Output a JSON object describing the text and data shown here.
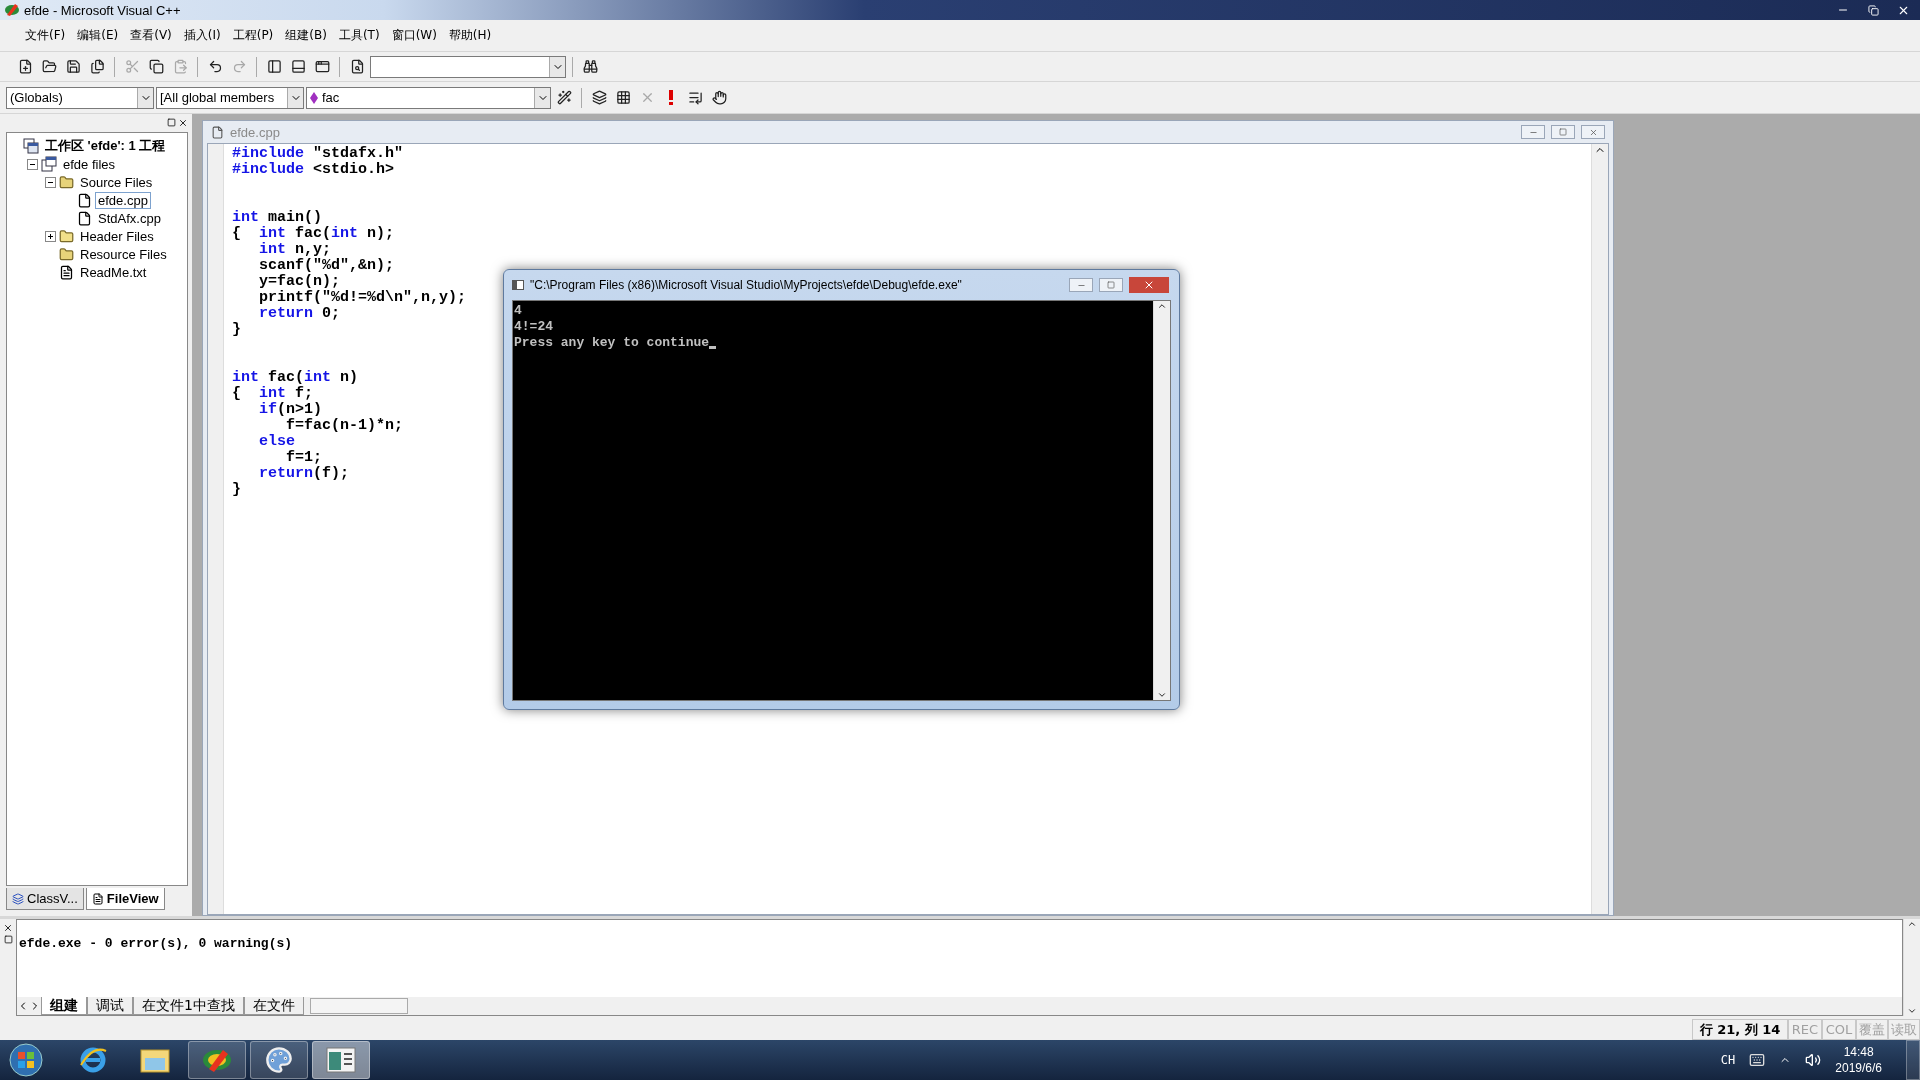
{
  "window": {
    "title": "efde - Microsoft Visual C++"
  },
  "menu": [
    "文件(F)",
    "编辑(E)",
    "查看(V)",
    "插入(I)",
    "工程(P)",
    "组建(B)",
    "工具(T)",
    "窗口(W)",
    "帮助(H)"
  ],
  "toolbar": [
    {
      "kind": "new",
      "disabled": false
    },
    {
      "kind": "open",
      "disabled": false
    },
    {
      "kind": "save",
      "disabled": false
    },
    {
      "kind": "save-all",
      "disabled": false
    },
    {
      "kind": "separator"
    },
    {
      "kind": "cut",
      "disabled": true
    },
    {
      "kind": "copy",
      "disabled": false
    },
    {
      "kind": "paste",
      "disabled": true
    },
    {
      "kind": "separator"
    },
    {
      "kind": "undo",
      "disabled": false
    },
    {
      "kind": "redo",
      "disabled": true
    },
    {
      "kind": "separator"
    },
    {
      "kind": "workspace",
      "disabled": false
    },
    {
      "kind": "output",
      "disabled": false
    },
    {
      "kind": "windows",
      "disabled": false
    },
    {
      "kind": "separator"
    },
    {
      "kind": "find-in-files",
      "disabled": false
    },
    {
      "kind": "find-combo"
    },
    {
      "kind": "separator"
    },
    {
      "kind": "find",
      "disabled": false
    }
  ],
  "wizard_bar": {
    "class_combo": "(Globals)",
    "members_combo": "[All global members",
    "function_combo": "fac"
  },
  "build_toolbar": [
    {
      "kind": "compile",
      "disabled": false
    },
    {
      "kind": "build",
      "disabled": false
    },
    {
      "kind": "stop",
      "disabled": true
    },
    {
      "kind": "execute",
      "disabled": false
    },
    {
      "kind": "step",
      "disabled": false
    },
    {
      "kind": "breakpoint",
      "disabled": false
    }
  ],
  "workspace": {
    "tree": [
      {
        "label": "工作区 'efde': 1 工程",
        "kind": "workspace",
        "children": [
          {
            "label": "efde files",
            "kind": "project",
            "expanded": true,
            "children": [
              {
                "label": "Source Files",
                "kind": "folder",
                "expanded": true,
                "children": [
                  {
                    "label": "efde.cpp",
                    "kind": "cpp",
                    "selected": true
                  },
                  {
                    "label": "StdAfx.cpp",
                    "kind": "cpp",
                    "selected": false
                  }
                ]
              },
              {
                "label": "Header Files",
                "kind": "folder",
                "expanded": false
              },
              {
                "label": "Resource Files",
                "kind": "folder"
              },
              {
                "label": "ReadMe.txt",
                "kind": "text"
              }
            ]
          }
        ]
      }
    ],
    "tabs": [
      {
        "label": "ClassV...",
        "kind": "class",
        "selected": false
      },
      {
        "label": "FileView",
        "kind": "file",
        "selected": true
      }
    ]
  },
  "editor": {
    "title": "efde.cpp",
    "lines": [
      {
        "kind": "code",
        "tokens": [
          {
            "kind": "keyword",
            "text": "#include"
          },
          {
            "kind": "plain",
            "text": " \"stdafx.h\""
          }
        ]
      },
      {
        "kind": "code",
        "tokens": [
          {
            "kind": "keyword",
            "text": "#include"
          },
          {
            "kind": "plain",
            "text": " <stdio.h>"
          }
        ]
      },
      {
        "kind": "blank"
      },
      {
        "kind": "blank"
      },
      {
        "kind": "code",
        "tokens": [
          {
            "kind": "keyword",
            "text": "int"
          },
          {
            "kind": "plain",
            "text": " main()"
          }
        ]
      },
      {
        "kind": "code",
        "tokens": [
          {
            "kind": "plain",
            "text": "{  "
          },
          {
            "kind": "keyword",
            "text": "int"
          },
          {
            "kind": "plain",
            "text": " fac("
          },
          {
            "kind": "keyword",
            "text": "int"
          },
          {
            "kind": "plain",
            "text": " n);"
          }
        ]
      },
      {
        "kind": "code",
        "tokens": [
          {
            "kind": "keyword",
            "text": "   int"
          },
          {
            "kind": "plain",
            "text": " n,y;"
          }
        ]
      },
      {
        "kind": "code",
        "tokens": [
          {
            "kind": "plain",
            "text": "   scanf(\"%d\",&n);"
          }
        ]
      },
      {
        "kind": "code",
        "tokens": [
          {
            "kind": "plain",
            "text": "   y=fac(n);"
          }
        ]
      },
      {
        "kind": "code",
        "tokens": [
          {
            "kind": "plain",
            "text": "   printf(\"%d!=%d\\n\",n,y);"
          }
        ]
      },
      {
        "kind": "code",
        "tokens": [
          {
            "kind": "keyword",
            "text": "   return"
          },
          {
            "kind": "plain",
            "text": " 0;"
          }
        ]
      },
      {
        "kind": "code",
        "tokens": [
          {
            "kind": "plain",
            "text": "}"
          }
        ]
      },
      {
        "kind": "blank"
      },
      {
        "kind": "blank"
      },
      {
        "kind": "code",
        "tokens": [
          {
            "kind": "keyword",
            "text": "int"
          },
          {
            "kind": "plain",
            "text": " fac("
          },
          {
            "kind": "keyword",
            "text": "int"
          },
          {
            "kind": "plain",
            "text": " n)"
          }
        ]
      },
      {
        "kind": "code",
        "tokens": [
          {
            "kind": "plain",
            "text": "{  "
          },
          {
            "kind": "keyword",
            "text": "int"
          },
          {
            "kind": "plain",
            "text": " f;"
          }
        ]
      },
      {
        "kind": "code",
        "tokens": [
          {
            "kind": "keyword",
            "text": "   if"
          },
          {
            "kind": "plain",
            "text": "(n>1)"
          }
        ]
      },
      {
        "kind": "code",
        "tokens": [
          {
            "kind": "plain",
            "text": "      f=fac(n-1)*n;"
          }
        ]
      },
      {
        "kind": "code",
        "tokens": [
          {
            "kind": "keyword",
            "text": "   else"
          }
        ]
      },
      {
        "kind": "code",
        "tokens": [
          {
            "kind": "plain",
            "text": "      f=1;"
          }
        ]
      },
      {
        "kind": "code",
        "tokens": [
          {
            "kind": "keyword",
            "text": "   return"
          },
          {
            "kind": "plain",
            "text": "(f);"
          }
        ]
      },
      {
        "kind": "code",
        "tokens": [
          {
            "kind": "plain",
            "text": "}"
          }
        ]
      }
    ]
  },
  "console": {
    "title": "\"C:\\Program Files (x86)\\Microsoft Visual Studio\\MyProjects\\efde\\Debug\\efde.exe\"",
    "lines": [
      "4",
      "4!=24",
      "Press any key to continue"
    ],
    "cursor": true
  },
  "output": {
    "text": "efde.exe - 0 error(s), 0 warning(s)",
    "tabs": [
      {
        "label": "组建",
        "selected": true
      },
      {
        "label": "调试",
        "selected": false
      },
      {
        "label": "在文件1中查找",
        "selected": false
      },
      {
        "label": "在文件",
        "selected": false
      }
    ]
  },
  "status_bar": [
    {
      "label": "行 21, 列 14",
      "active": true
    },
    {
      "label": "REC",
      "active": false
    },
    {
      "label": "COL",
      "active": false
    },
    {
      "label": "覆盖",
      "active": false
    },
    {
      "label": "读取",
      "active": false
    }
  ],
  "taskbar": {
    "apps": [
      {
        "kind": "browser",
        "running": false,
        "selected": false
      },
      {
        "kind": "explorer",
        "running": false,
        "selected": false
      },
      {
        "kind": "vc",
        "running": true,
        "selected": false
      },
      {
        "kind": "paint",
        "running": true,
        "selected": false
      },
      {
        "kind": "console",
        "running": true,
        "selected": true
      }
    ],
    "tray": {
      "language": "CH",
      "time": "14:48",
      "date": "2019/6/6"
    }
  }
}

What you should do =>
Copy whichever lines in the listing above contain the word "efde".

Task output =>
    "title": "efde - Microsoft Visual C++"
        "label": "工作区 'efde': 1 工程",
            "label": "efde files",
                    "label": "efde.cpp",
    "title": "efde.cpp",
    "title": "\"C:\\Program Files (x86)\\Microsoft Visual Studio\\MyProjects\\efde\\Debug\\efde.exe\"",
    "text": "efde.exe - 0 error(s), 0 warning(s)",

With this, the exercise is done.